DPI, or CPI in some cases, refers to the sensitivity of the mouse or, more specifically, the number of dots the mouse records on a mousepad for every inch of movement.
High DPI allows the mouse to move swiftly and far across the screen for minimal on-mouse pad movement. Low DPI is the opposite and effectively lowers the sensitivity of your gaming mouse, requiring more physical movement to shift the on-screen cursor.
There’s no ‘best’ DPI setting, and preference largely dictates what people opt for. Some games favor higher DPIs, such as fast-paced FPS titles, but even in this case, there are pros known to use very low DPI settings alongside massive mousepads for added precision.
We suggest a mouse with a broad DPI range with a generous number of increments if you’ve yet to determine a setting that works for you, as this will give you more DPI headroom to experiment with.
You may have come across marketing material that refers to mouse grips, possibly claw, fingertip, or palm. These simply refer to on-mouse hand and finger positions that different users adopt. Here’s a quick breakdown.
Palm Grip – the traditional mouse position with the palm/hand resting on top of the mouse and the fingers sitting naturally on the clickers.
Claw Grip – the hand forms a claw-like arched shape with only a little contact between the wrist and mouse.
Fingertip Grip – a most aggressive variant of the claw grip, this one sees no contact between the palm/wrist and mouse/mousepad, with the fingers controlling all movement by gripping the sides.
Both wired and wireless mice have their benefits and downsides. Wired mice tend to be easier on the wallet, offer a more reliable connection to the PC, and there’s no need to fuss about whether the battery will last long enough for you to finish a match. However, you are tethered to the PC, limiting movement and adding yet another cable to wrestle with in your gaming setup.
The chief advantage of wireless mice is the absence of a cable, which means a certain freedom of movement and less on-desk clutter. Advances in technology mean stability and latency issues aren’t as much of a problem as in the past. Wireless mice perform more or less as reliably as their wired counterparts. You do have to factor in battery life and charging, a higher price tag, and whether you are comfortable filling up a USB port with a small, easily-lost dongle if you opt for 2.4 GHz wireless rather than Bluetooth.

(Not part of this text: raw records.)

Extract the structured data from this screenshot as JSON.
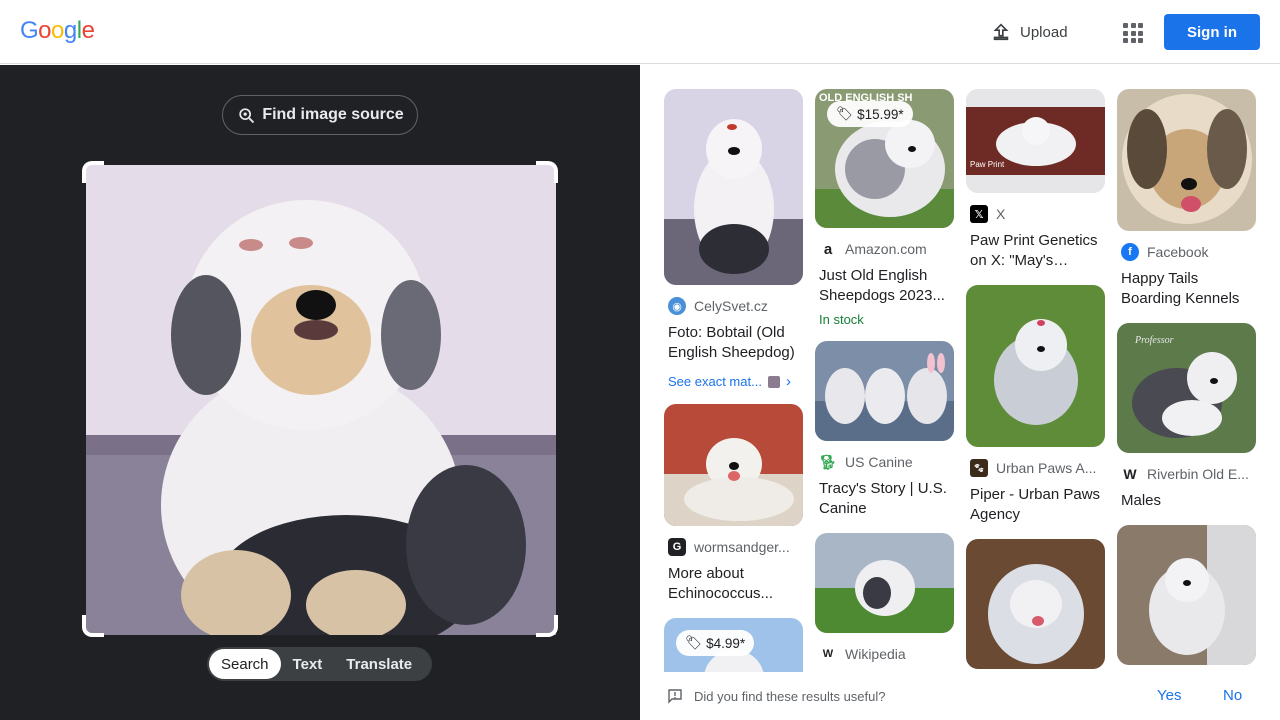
{
  "header": {
    "logo_letters": [
      "G",
      "o",
      "o",
      "g",
      "l",
      "e"
    ],
    "logo_colors": [
      "#4285F4",
      "#EA4335",
      "#FBBC05",
      "#4285F4",
      "#34A853",
      "#EA4335"
    ],
    "upload_label": "Upload",
    "signin_label": "Sign in"
  },
  "lens": {
    "find_source_label": "Find image source",
    "modes": [
      "Search",
      "Text",
      "Translate"
    ],
    "active_mode": "Search"
  },
  "results": {
    "col1": [
      {
        "source": "CelySvet.cz",
        "title": "Foto: Bobtail (Old English Sheepdog)",
        "favicon": "globe-icon",
        "favicon_color": "#4a90d9",
        "see_exact": "See exact mat..."
      },
      {
        "source": "wormsandger...",
        "title": "More about Echinococcus...",
        "favicon": "google-g-icon",
        "favicon_color": "#202124"
      },
      {
        "price": "$4.99*"
      }
    ],
    "col2": [
      {
        "price": "$15.99*",
        "thumb_text": "OLD ENGLISH SH",
        "source": "Amazon.com",
        "title": "Just Old English Sheepdogs 2023...",
        "favicon": "amazon-icon",
        "favicon_color": "#202124",
        "stock": "In stock"
      },
      {
        "source": "US Canine",
        "title": "Tracy's Story | U.S. Canine",
        "favicon": "dog-icon",
        "favicon_color": "#34A853"
      },
      {
        "source": "Wikipedia"
      }
    ],
    "col3": [
      {
        "source": "X",
        "title": "Paw Print Genetics on X: \"May's Bree...",
        "favicon": "x-icon",
        "favicon_color": "#000000",
        "thumb_text": "Paw Print"
      },
      {
        "source": "Urban Paws A...",
        "title": "Piper - Urban Paws Agency",
        "favicon": "paw-icon",
        "favicon_color": "#3c2a1a"
      },
      {}
    ],
    "col4": [
      {
        "source": "Facebook",
        "title": "Happy Tails Boarding Kennels",
        "favicon": "facebook-icon",
        "favicon_color": "#1877F2"
      },
      {
        "source": "Riverbin Old E...",
        "title": "Males",
        "favicon": "w-icon",
        "favicon_color": "#ffffff",
        "thumb_text": "Professor"
      },
      {}
    ]
  },
  "feedback": {
    "question": "Did you find these results useful?",
    "yes": "Yes",
    "no": "No"
  }
}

Gaming mice often feature additional buttons which can be programmed to perform certain in-game functions via macros and key binds. These exist in all forms, from one or two well-positioned buttons on the side of the mouse to a number pad’s worth of buttons that dominate a portion of the mouse. Carefully consider whether you’ll make use of the extra buttons as they tend to add a bit of heft to a mouse’s shape and feel, which may not be to everyone’s liking.
While crowning a product as ‘best’ necessitates a good dose of personal preference, the Corsair Dark Core RGB Pro SE comes highly recommended. The connectivity options, Qi wireless charging, generous 50-hour battery life, programmable buttons, and affordable price point makes the mouse an attractive option in the wireless space where contenders are often priced substantially higher with little to show for it.
An even more affordable wireless option is the Corsair Ironclaw Wireless RGB with a great battery, excellent sensor and tracking, premium comfort, and connectivity. The look may not suit everyone, but if it does, and you happen to have larger hands, there’s little to fault here.
For sheer customization, we recommend the Corsair Glaive Pro. A well-thought-out upgrade of the original Glaive, its three interchangeable side grips deliver easy-fit tailoring, and the three-zone RGB is perfect for those that want to personalize their mouse.
For FPS fans, Corsair M65 Pro RGB proposes 12,000 DPI, a tunable weight system, a rugged frame, and eight programmable buttons, including a helpful sensitivity-lowering ‘sniper’ button. Finally, those who want the best in programmable buttons should strongly consider the Corsair Scimitar Pro RGB.
We’ll now wrap up our product guide to the best Corsair mice out there. Let us know if you have any concerns, questions, or suggestions in the comments section below.